WHAT TO PRODUCE |
Extract all lines that hold "JSON" from the records below.

··· AVAILABLE DATA

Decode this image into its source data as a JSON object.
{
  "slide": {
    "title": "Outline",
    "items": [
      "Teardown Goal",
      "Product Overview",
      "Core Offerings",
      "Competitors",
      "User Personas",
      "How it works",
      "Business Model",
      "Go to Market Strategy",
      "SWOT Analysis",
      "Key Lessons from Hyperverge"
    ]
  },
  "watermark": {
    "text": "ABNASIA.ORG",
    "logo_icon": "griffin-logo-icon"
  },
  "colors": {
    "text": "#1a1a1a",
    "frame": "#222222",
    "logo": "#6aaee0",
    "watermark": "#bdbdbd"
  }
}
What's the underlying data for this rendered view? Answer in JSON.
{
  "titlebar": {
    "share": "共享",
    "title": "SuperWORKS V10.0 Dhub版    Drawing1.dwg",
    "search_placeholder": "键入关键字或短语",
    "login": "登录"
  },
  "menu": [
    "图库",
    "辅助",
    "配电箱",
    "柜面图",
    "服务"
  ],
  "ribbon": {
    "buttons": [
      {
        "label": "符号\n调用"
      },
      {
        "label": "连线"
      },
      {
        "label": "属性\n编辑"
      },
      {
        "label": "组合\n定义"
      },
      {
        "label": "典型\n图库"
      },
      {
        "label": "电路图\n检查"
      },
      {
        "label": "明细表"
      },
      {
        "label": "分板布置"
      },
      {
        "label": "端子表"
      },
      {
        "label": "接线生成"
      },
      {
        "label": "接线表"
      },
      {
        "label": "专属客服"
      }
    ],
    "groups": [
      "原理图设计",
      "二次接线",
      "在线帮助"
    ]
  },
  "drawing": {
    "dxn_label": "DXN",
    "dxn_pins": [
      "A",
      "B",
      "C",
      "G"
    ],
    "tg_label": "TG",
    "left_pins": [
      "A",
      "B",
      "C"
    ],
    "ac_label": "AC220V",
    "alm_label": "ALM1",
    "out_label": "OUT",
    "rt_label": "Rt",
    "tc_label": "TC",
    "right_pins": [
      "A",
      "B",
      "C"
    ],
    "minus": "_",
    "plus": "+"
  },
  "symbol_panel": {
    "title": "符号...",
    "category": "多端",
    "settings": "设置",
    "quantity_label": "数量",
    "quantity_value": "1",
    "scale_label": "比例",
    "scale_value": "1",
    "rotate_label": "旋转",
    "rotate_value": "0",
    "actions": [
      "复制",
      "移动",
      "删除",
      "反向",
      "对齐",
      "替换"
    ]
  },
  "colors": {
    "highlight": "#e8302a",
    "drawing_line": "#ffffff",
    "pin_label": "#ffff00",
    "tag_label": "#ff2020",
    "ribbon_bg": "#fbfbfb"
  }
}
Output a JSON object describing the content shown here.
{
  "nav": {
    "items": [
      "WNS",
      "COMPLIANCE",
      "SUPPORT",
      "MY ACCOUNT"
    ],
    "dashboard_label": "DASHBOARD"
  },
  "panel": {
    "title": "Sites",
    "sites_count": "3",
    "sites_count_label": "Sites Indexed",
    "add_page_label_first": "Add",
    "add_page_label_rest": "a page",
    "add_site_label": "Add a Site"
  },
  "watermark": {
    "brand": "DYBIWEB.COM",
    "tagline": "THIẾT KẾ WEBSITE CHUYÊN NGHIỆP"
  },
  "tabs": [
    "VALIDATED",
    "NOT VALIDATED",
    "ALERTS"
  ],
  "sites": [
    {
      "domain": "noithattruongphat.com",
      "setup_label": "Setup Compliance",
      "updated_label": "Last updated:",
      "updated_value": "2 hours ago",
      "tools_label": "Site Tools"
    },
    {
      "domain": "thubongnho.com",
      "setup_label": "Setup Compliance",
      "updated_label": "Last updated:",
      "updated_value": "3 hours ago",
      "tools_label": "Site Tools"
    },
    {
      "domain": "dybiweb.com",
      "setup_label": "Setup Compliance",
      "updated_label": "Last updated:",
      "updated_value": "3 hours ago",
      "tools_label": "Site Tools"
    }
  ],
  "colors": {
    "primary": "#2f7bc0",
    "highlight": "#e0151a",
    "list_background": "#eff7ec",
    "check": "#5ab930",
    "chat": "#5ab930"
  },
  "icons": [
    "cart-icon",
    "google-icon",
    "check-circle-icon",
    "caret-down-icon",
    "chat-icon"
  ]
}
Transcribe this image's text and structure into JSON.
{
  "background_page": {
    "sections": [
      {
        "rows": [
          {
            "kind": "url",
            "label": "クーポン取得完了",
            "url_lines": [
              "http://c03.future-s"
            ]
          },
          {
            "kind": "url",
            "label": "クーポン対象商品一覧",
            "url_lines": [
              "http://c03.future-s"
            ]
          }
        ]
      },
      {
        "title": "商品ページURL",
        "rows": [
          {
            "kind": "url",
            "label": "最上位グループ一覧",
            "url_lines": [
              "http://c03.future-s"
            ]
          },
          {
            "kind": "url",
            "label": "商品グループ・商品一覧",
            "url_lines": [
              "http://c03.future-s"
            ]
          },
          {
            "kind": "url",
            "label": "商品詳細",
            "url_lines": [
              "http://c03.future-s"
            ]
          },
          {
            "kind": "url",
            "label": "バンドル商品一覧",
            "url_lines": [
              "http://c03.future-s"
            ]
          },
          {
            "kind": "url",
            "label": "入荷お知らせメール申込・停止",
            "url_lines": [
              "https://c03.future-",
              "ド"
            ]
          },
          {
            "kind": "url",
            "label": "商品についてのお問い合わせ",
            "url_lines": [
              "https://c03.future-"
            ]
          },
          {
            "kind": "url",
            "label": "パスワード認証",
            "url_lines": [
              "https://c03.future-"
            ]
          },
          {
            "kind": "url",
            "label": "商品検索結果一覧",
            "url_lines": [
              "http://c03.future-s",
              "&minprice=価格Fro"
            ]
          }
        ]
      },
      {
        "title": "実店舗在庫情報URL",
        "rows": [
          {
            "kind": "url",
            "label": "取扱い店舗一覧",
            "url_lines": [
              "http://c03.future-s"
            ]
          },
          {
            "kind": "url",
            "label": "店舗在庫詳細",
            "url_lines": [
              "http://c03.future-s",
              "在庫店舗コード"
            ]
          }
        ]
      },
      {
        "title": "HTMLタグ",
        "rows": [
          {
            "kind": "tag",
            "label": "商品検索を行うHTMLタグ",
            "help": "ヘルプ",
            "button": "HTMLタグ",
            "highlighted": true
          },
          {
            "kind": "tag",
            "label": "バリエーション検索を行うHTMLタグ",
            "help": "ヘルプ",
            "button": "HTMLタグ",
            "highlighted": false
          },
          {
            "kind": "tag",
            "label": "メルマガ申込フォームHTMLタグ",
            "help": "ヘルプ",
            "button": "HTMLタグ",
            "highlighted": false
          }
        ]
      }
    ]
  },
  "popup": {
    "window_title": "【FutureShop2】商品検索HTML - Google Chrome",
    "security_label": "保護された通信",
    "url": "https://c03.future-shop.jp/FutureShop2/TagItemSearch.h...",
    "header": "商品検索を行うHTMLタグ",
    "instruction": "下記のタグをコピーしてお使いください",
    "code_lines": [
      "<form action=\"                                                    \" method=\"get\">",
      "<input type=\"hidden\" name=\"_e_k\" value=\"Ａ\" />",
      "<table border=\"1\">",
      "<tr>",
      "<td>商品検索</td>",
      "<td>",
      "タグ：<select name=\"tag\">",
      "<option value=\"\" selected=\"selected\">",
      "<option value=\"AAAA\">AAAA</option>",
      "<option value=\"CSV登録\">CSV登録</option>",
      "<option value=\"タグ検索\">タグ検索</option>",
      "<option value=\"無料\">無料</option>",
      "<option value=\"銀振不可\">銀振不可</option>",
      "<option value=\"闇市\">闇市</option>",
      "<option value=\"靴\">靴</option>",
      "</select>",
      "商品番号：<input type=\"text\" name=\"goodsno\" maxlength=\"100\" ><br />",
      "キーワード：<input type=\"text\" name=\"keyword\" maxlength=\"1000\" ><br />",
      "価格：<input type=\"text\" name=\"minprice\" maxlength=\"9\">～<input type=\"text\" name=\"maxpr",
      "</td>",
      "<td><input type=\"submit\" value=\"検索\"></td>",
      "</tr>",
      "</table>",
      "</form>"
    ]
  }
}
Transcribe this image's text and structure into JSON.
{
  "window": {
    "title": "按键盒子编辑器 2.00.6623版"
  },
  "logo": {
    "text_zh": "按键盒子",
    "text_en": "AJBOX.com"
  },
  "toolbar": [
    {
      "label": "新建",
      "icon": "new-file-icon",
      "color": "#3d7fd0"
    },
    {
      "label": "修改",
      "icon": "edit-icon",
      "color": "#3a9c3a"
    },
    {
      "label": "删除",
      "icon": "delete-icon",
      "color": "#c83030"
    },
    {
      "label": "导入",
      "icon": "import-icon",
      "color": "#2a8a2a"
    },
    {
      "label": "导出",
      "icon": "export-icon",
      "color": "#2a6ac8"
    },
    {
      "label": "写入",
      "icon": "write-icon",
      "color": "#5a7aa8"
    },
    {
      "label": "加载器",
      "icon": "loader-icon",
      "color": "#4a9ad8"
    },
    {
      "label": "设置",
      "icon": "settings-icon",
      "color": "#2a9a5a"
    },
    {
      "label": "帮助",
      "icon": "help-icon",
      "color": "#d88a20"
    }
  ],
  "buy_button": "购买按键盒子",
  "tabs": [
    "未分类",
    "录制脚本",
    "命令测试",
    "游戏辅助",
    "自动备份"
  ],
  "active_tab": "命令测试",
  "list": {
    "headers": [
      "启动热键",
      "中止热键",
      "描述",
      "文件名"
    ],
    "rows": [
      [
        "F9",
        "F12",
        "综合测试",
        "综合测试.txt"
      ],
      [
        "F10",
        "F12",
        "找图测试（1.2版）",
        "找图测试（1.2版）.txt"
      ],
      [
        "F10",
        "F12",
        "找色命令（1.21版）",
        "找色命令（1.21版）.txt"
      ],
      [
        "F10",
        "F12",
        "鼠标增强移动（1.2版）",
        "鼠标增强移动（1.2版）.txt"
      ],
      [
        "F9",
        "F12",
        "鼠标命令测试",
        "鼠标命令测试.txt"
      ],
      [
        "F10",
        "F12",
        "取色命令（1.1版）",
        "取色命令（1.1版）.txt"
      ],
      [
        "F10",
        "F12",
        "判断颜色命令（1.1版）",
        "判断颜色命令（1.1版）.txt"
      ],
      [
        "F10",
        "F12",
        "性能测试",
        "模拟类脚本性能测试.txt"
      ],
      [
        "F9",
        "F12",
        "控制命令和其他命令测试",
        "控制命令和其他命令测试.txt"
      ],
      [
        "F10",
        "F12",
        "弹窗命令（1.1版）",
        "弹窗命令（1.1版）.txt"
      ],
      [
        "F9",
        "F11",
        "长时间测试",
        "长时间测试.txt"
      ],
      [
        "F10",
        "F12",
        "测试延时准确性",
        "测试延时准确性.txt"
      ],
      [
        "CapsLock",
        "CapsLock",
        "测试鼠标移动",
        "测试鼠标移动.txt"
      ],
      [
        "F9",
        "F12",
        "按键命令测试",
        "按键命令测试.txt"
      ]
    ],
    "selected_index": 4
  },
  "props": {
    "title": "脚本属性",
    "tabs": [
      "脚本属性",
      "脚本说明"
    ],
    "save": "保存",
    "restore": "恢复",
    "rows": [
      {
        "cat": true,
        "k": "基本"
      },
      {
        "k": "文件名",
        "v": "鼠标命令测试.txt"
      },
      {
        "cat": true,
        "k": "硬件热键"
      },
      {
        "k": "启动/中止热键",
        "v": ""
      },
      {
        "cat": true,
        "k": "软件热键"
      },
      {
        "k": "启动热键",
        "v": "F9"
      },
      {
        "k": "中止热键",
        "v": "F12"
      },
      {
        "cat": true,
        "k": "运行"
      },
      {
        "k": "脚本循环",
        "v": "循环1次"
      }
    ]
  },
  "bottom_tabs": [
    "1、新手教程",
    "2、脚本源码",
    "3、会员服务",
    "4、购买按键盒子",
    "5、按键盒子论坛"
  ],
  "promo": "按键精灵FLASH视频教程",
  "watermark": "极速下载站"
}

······

THE COMPLETED TASK |
Decode this image into its source data as a JSON object.
What's the underlying data for this rendered view? Answer in JSON.
Output a JSON object describing the content shown here.
Transcribe this image's text and structure into JSON.
Transcribe this image's text and structure into JSON.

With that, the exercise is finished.